An excerpt from Charmant’s La vie incoyable d’Alcius (1946). Charmant was a physician in the Faculté de Médecine in Port-au-Prince. Back in 1889, his grandfather, Alcius, was in exile in Jamaica, but returned to Haiti to help Hyppolite overthrow President Légitime. Below, Rodolphe explains how Hyppolite’s lieutenant, St. Martin Dupuy, proclaimed the news sent by his comrade, Edmond Paul, that General Dumourier Numa Rabel had betrayed Légitime and helped Hyppolite and his other lieutenant, Chicoye, beat the president’s last military commander, Dardignac.

Alcius discovered in Jamaica more than one hundred of his old friends from Jacmel. Edmond Paul, who was directing the revolution, organized them into an expedition that went to the Turkish islands and then on to Cap Haïtien on 20 April [1889].

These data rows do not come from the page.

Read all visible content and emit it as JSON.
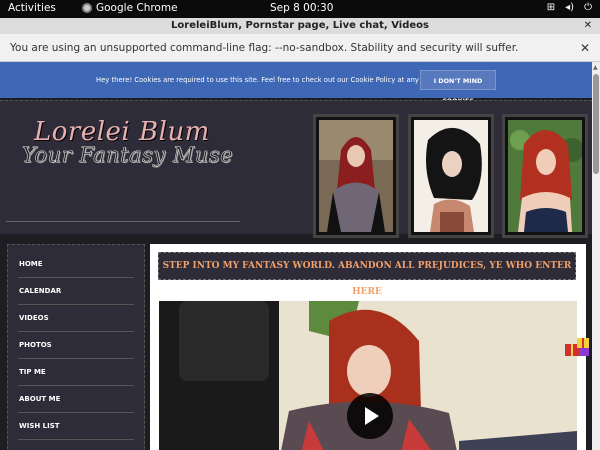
{
  "topbar": {
    "activities": "Activities",
    "app_name": "Google Chrome",
    "clock": "Sep 8  00:30"
  },
  "window": {
    "title": "LoreleiBlum, Pornstar page, Live chat, Videos"
  },
  "infobar": {
    "message": "You are using an unsupported command-line flag: --no-sandbox. Stability and security will suffer."
  },
  "cookie": {
    "message": "Hey there! Cookies are required to use this site. Feel free to check out our Cookie Policy at any time.",
    "button": "I DON'T MIND COOKIES"
  },
  "header": {
    "name": "Lorelei Blum",
    "tagline": "Your Fantasy Muse"
  },
  "nav": {
    "items": [
      "HOME",
      "CALENDAR",
      "VIDEOS",
      "PHOTOS",
      "TIP ME",
      "ABOUT ME",
      "WISH LIST"
    ]
  },
  "main": {
    "banner": "STEP INTO MY FANTASY WORLD. ABANDON ALL PREJUDICES, YE WHO ENTER HERE"
  },
  "colors": {
    "cookie_bg": "#3e67b6",
    "header_bg": "#2d2c38",
    "banner_text": "#f2a06a",
    "logo_name": "#e8b0b0"
  }
}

Alcius wrote in his notes, "When we arrived in Cap Haïtien, the war in the north was seriously in jeopardy, so much so that the [revolution’s] leader, General Florvil Hyppolite, believed it prudent to retreat to Ouanaminthe on the border [with the Dominican Republic]. When we landed, we were taken to the Hotel [controlled by] General St. Martin Dupuy, the sole minister who was entrusted with every portfolio since the other with titles were either absent or [preoccupied]. After he read the letters that were sent by Edmond Paul, he provided us with a detailed explanation of the situation…Thanks to the help from the inhabitants of Jacmel, [Hyppolite’s lieutenants] Mompoint Jeune et Jean-Jumeau were able to continue the war in the Artibonite and harass the enemy troops all the way to the border of Arcahaie. In Saltrou, Dumourier Rabel sided with the revolution. General Hyppolite sent a Jacmel company led by Chicoye to help him. The expedition arrived in a city in ruins, bombarded by Dardignac. The army from Saltrou marched on Jacmel via Marigot [a town in the south]. When it arrived… it stumbled into Dardignac’s army and [charged] out to meet it. A violent battle ensued in which Dardignac was killed at three o’clock in the afternoon, 3 August, 1889.

This was Légitime’s last stronghold and it fell. For folklore, we wrote this song… to [commemorate] the fall and the death of Dardignac. "Dardignac, where did you go? I went to Carrefour Cap-Rouge. I met Numa Rabel. He was too strong. My jaw is swollen!"

The government proposed peace and on August 22nd Légitime abdicated power. The revolutionary army arrived at the capital. At its head was General Florvil Hyppolite who established a provisional government.